What this installment of the series does better than its predecessors is that it allows for growth and development of the characters. King Arthur’s leadership style and personality are given more attention and some of the minor characters (such as Gwenevere and the lesser Kings) are also clearly drawn, though in a subtle, understated way. The greatest achievement in this regard is with the character Merlin. This, his final phase, is both sad and noble. The relationship he builds with Nimue is touching and heartbreaking. As Merlin’s early prophecies about his own demise begin to come to fruition, the reader cannot help but hope for Merlin’s success, though it would ironically prove him a failure.
3 – Satisfactory Prose/Style, conducive to the story.
Stewart is a good writer and satisfactory storyteller. The book is constructed in such a way as to progress the story fluidly and rapidly, without it seeming rushed or impatient. Most of the chapters are short, though there are lengthier portions where more time must be spent on a single subject – these choices are made consciously, however, and prove necessary to appreciating and understanding the more important aspects of the overall plot. The only downfall for this edition of the novel is that it is littered with proofing errors. There are multiple instances (particularly nearer to the end of the book) where words are missing or incorrect (“if” instead of “of”, for instance). These grammar and proofreading issues should have been caught prior to publication, so it is no fault of the others and does not necessarily take away from the reading experience (except for OCD English majors such as myself).
Additional Elements: Setting, Symbols/Motifs, Resolution, etc.
4 – Additional elements improve and advance the story.
How does a man of power and consequence deal with the waning of that power and stature? How does a man of supernatural gifts grieve their loss and find a new place for himself in the mortal world? This final installment of the Merlin trilogy deals with the rise and fall of magical and godly powers, yes, but its message resounds with the common reader just the same. This is a story about the circle of life, one which takes us from birth and discovery of the many wondrous, seemingly inexplicable things around us, to coming of age and learning to question what we see and what we think we know; it leads us to explore the power of healthy manhood and the wisdom that comes with elder years, then forces us to confront old age and a new dependency on others. This is a story about love and friendship, war and peace, land and spirit – it is a story about mistakes made, lessons learned, and the very personal meaning of magic.

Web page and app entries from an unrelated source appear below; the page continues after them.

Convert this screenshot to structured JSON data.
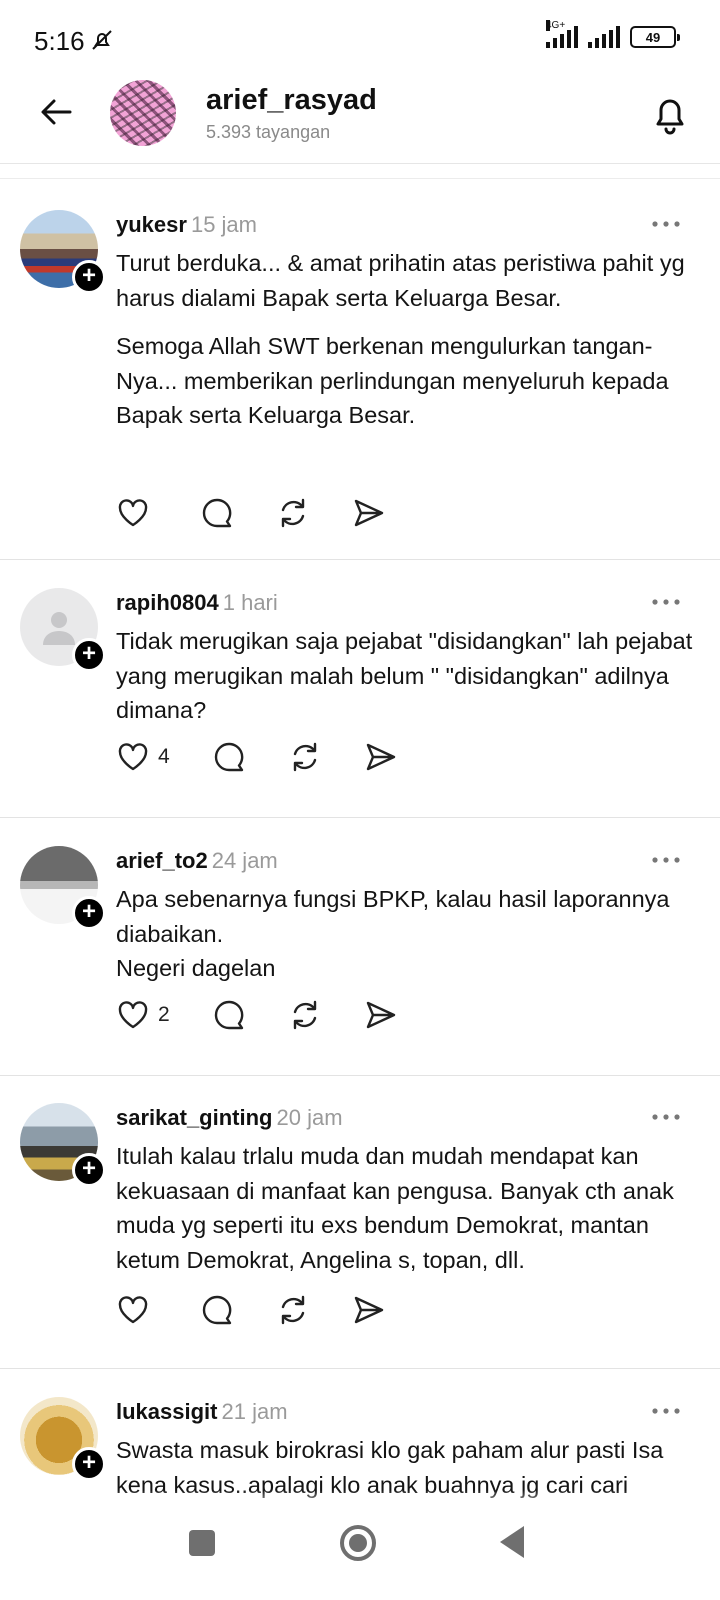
{
  "status": {
    "time": "5:16",
    "network": "4G+",
    "battery": "49"
  },
  "header": {
    "title": "arief_rasyad",
    "subtitle": "5.393 tayangan"
  },
  "comments": [
    {
      "username": "yukesr",
      "time": "15 jam",
      "paragraphs": [
        "Turut  berduka... &  amat  prihatin  atas  peristiwa  pahit  yg harus  dialami  Bapak  serta  Keluarga  Besar.",
        "Semoga  Allah  SWT  berkenan  mengulurkan  tangan-Nya... memberikan  perlindungan menyeluruh  kepada  Bapak  serta  Keluarga Besar."
      ],
      "likes": ""
    },
    {
      "username": "rapih0804",
      "time": "1 hari",
      "paragraphs": [
        "Tidak merugikan saja pejabat \"disidangkan\" lah pejabat yang merugikan malah belum \" \"disidangkan\" adilnya dimana?"
      ],
      "likes": "4"
    },
    {
      "username": "arief_to2",
      "time": "24 jam",
      "paragraphs": [
        "Apa sebenarnya fungsi BPKP, kalau hasil laporannya diabaikan.",
        "Negeri dagelan"
      ],
      "likes": "2"
    },
    {
      "username": "sarikat_ginting",
      "time": "20 jam",
      "paragraphs": [
        "Itulah kalau trlalu muda dan mudah mendapat kan kekuasaan di manfaat kan pengusa. Banyak cth anak muda yg seperti itu exs bendum Demokrat, mantan ketum Demokrat, Angelina s, topan, dll."
      ],
      "likes": ""
    },
    {
      "username": "lukassigit",
      "time": "21 jam",
      "paragraphs": [
        "Swasta masuk birokrasi klo gak paham alur pasti Isa kena kasus..apalagi klo anak buahnya jg cari cari"
      ],
      "likes": ""
    }
  ]
}
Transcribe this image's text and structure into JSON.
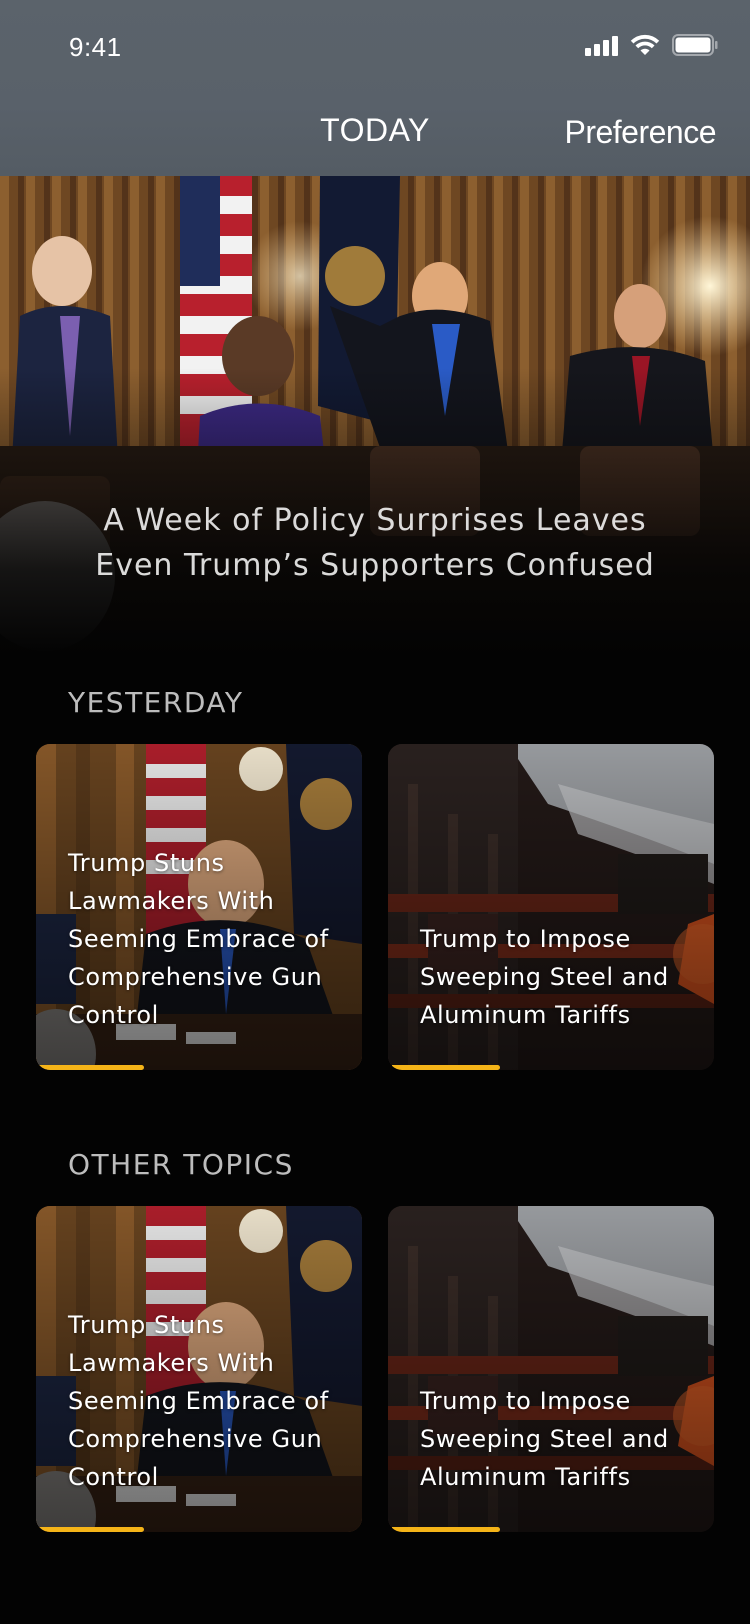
{
  "status_bar": {
    "time": "9:41"
  },
  "nav": {
    "title": "TODAY",
    "preference": "Preference"
  },
  "hero": {
    "title_line1": "A Week of Policy Surprises Leaves",
    "title_line2": "Even Trump’s Supporters Confused"
  },
  "sections": [
    {
      "title": "YESTERDAY",
      "cards": [
        {
          "title": "Trump Stuns Lawmakers With Seeming Embrace of Comprehensive Gun Control",
          "progress": 0.33,
          "image": "cabinet-room"
        },
        {
          "title": "Trump to Impose Sweeping Steel and Aluminum Tariffs",
          "progress": 0.33,
          "image": "steel-mill"
        }
      ]
    },
    {
      "title": "OTHER TOPICS",
      "cards": [
        {
          "title": "Trump Stuns Lawmakers With Seeming Embrace of Comprehensive Gun Control",
          "progress": 0.33,
          "image": "cabinet-room"
        },
        {
          "title": "Trump to Impose Sweeping Steel and Aluminum Tariffs",
          "progress": 0.33,
          "image": "steel-mill"
        }
      ]
    }
  ],
  "colors": {
    "accent": "#f5b418",
    "nav_bg": "#59616a",
    "background": "#030303"
  }
}
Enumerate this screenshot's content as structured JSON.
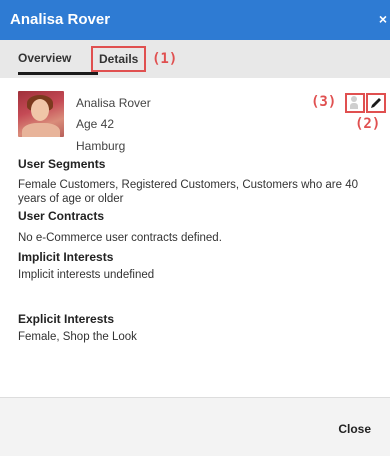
{
  "dialog": {
    "title": "Analisa Rover",
    "close_glyph": "×"
  },
  "tabs": [
    {
      "label": "Overview",
      "active": true
    },
    {
      "label": "Details",
      "active": false
    }
  ],
  "markers": {
    "m1": "(1)",
    "m2": "(2)",
    "m3": "(3)"
  },
  "profile": {
    "name": "Analisa Rover",
    "age": "Age 42",
    "city": "Hamburg",
    "avatar_icon": "profile-photo"
  },
  "actions": {
    "edit_icon": "pencil-icon",
    "persona_icon": "person-icon"
  },
  "sections": {
    "segments_title": "User Segments",
    "segments_text": "Female Customers, Registered Customers, Customers who are 40 years of age or older",
    "contracts_title": "User Contracts",
    "contracts_text": "No e-Commerce user contracts defined.",
    "implicit_title": "Implicit Interests",
    "implicit_text": "Implicit interests undefined",
    "explicit_title": "Explicit Interests",
    "explicit_text": "Female, Shop the Look"
  },
  "footer": {
    "close_label": "Close"
  },
  "colors": {
    "titlebar": "#2e7bd3",
    "highlight": "#e05050",
    "tabbar": "#e8e8e8",
    "footer": "#f3f3f3"
  }
}
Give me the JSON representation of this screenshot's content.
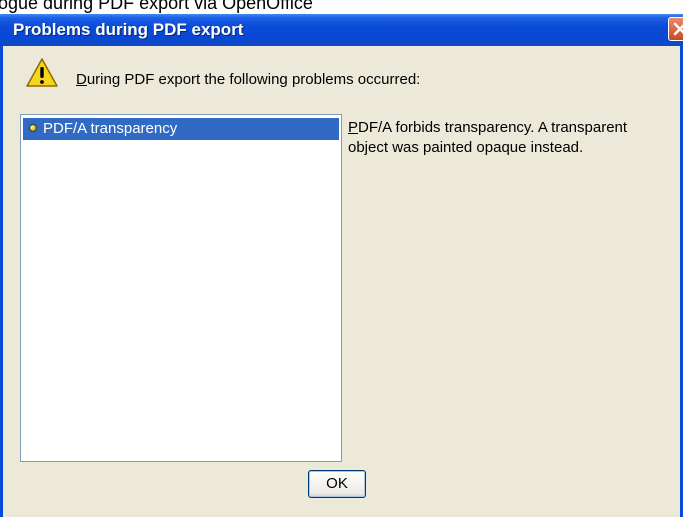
{
  "caption": "ogue during PDF export via OpenOffice",
  "window": {
    "title": "Problems during PDF export",
    "close_icon": "close-icon"
  },
  "message": {
    "icon": "warning-icon",
    "mnemonic": "D",
    "text_rest": "uring PDF export the following problems occurred:"
  },
  "problems": {
    "items": [
      {
        "label": "PDF/A transparency",
        "selected": true
      }
    ]
  },
  "description": {
    "mnemonic": "P",
    "text_rest": "DF/A forbids transparency. A transparent object was painted opaque instead."
  },
  "buttons": {
    "ok_label": "OK"
  },
  "colors": {
    "titlebar": "#0a4ad8",
    "selection": "#316ac5",
    "dialog_bg": "#ece9d8"
  }
}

Suggested Reading for:
Age Level: High School +
Interest: Fantasy, Mythology, Merlin lore, Arthurian Legend, History, Ancient British History.